Wort zum Sonntag #82
Auch der Vatikan hat Lecks*
Quelle: Wikileaks – Layout und Hervorhebungen zum leichteren Lesen von mir. Am Wortlaut wurde nichts verändert.
P 201600Z FEB 09
SUBJECT: THE HOLY SEE: A FAILURE TO COMMUNICATE
REF: VATICAN 25 AND PREVIOUS (NOTAL)
C o n f i d e n t i a l vatican 000028
E.o. 12958: decl: 2/20/2029
Tags: prel, ecps, phum, pgov, kpao, kirf, vt
Subject: the holy see: a failure to communicate
Ref: vatican 25 and previous (notal)
CLASSIFIED BY: Julieta Valls Noyes, CDA, EXEC, State.
REASON: 1.4 (b)
1. (C) Summary
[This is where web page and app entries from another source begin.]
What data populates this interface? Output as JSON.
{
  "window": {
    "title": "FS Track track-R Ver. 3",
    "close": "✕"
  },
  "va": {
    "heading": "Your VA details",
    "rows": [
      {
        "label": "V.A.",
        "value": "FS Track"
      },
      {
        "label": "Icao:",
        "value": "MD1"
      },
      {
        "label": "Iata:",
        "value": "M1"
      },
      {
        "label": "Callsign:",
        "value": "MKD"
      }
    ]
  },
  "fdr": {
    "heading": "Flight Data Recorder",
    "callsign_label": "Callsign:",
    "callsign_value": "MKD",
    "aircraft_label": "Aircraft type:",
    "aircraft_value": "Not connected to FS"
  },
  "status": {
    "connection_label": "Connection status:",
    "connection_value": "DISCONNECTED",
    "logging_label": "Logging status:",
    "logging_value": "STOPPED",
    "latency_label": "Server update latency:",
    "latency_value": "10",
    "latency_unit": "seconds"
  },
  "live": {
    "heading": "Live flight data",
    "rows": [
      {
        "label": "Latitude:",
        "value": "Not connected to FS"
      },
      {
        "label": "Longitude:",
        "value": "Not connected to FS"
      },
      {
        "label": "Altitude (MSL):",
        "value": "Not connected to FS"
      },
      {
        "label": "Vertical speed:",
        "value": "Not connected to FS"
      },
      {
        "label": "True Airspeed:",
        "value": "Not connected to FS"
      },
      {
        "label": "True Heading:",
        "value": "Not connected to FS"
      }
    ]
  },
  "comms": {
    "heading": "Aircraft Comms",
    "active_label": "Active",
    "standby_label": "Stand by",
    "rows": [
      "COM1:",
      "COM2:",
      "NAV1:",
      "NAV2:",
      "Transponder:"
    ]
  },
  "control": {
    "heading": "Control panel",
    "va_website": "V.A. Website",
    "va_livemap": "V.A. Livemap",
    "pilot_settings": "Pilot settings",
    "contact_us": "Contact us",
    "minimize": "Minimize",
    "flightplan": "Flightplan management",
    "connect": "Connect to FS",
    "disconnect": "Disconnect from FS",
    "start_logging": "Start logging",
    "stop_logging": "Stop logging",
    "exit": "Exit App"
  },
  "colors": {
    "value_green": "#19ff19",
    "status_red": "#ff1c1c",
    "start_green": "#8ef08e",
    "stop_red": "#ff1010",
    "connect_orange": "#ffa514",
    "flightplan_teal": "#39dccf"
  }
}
Together with other flaps, the recent global controversy over the lifted excommunication of a Holocaust denying bishop (reftel) exposed a major disconnect between Pope Benedict XVI’s stated intentions and the way in which his message is received by the wider world. There are many causes for this communication gap: the challenge of governing a hierarchical yet decentralized organization, leadership weaknesses at the top, and an undervaluing of (and ignorance about) 21st century communications. These factors have led to muddled, reactive messaging that reduces the volume of the moral megaphone the Vatican uses to advance its objectives. This is especially true with audiences whose view of the Vatican is informed largely by mass media coverage. There are signs that at least some in the Vatican have learned their lessons and will work to reshape the Holy See’s communications structure. Whether they’ll prevail remains to be seen.
A centralized hierarchy making decentralized decisions
2. (SBU) The Vatican is highly hierarchical with the Pope ultimately responsible for all important matters. Yet it is also highly decentralized in its decision-making. This structure reflects belief in the principle of „subsidiarity„: leaving decisions to those closest to, and best informed on, a particular matter. On a practical level, however, subsidiarity can limit horizontal communication by eliminating peer consultation and review. This approach also encourages a narrow focus on issues at the expense of the big picture.
3. (C) In discussing the recent crisis with CDA and PAO, Archbishop Claudio Celli, President of the Pontifical Council for Social Communications, described the Church’s current communication style as being focused on the content of a decision, rather than its public impact. xxxxxxxxxxxx, noted that this phenomenon is compounded by the fact that officials from the various Church organs see themselves as advocates for their issues, without considering their impact on the Church as a whole. The result is a process in which only a handful of experts are aware of imminent decisions — even major decisions with broad implications — and those who are become proponents, rather than impartial advisors to the Pope.
4. (C) A series of missteps during Benedict’s Papacy have made the lack of information-sharing in the Church painfully clear. In 2006, the Pope made a speech in Regensburg that was widely decried as insulting to Muslims, though he later explained he had no such intent. In 2008, the Pope himself baptized (i.e., converted)a prominent Muslim during the 2008 Easter Vigil service at St. Peters, an event broadcast worldwide; the Cardinal who runs Inter-Faith Dialogues for the Church knew nothing about the conversion until it happened. This year, Father Federico Lombardi, head of the Vatican press office, and Cardinal Walter Kasper, President of the Pontifical Council for Promoting Christian Unity, which includes relations with Jews, learned only after the fact about the decision to reinstate communion with schismatic Lefebrvist bishops who included a Holocaust denier (reftel). In the midst of that scandal, meanwhile, the Pope proposed promoting to auxiliary bishop a priest who said Hurricane Katrina was „divine retribution“ for licentiousness in New Orleans. The resulting outcry led the cleric to decline the offer.
* Natürlich stammt dieser Bericht aus der amerikanischen Botschaft, aber ohne die Lecks im Vatikan, d.h. ohne die verschiedenen Insider aus der allerheiligsten Hierarchie wäre er kaum so detailliert und interessant.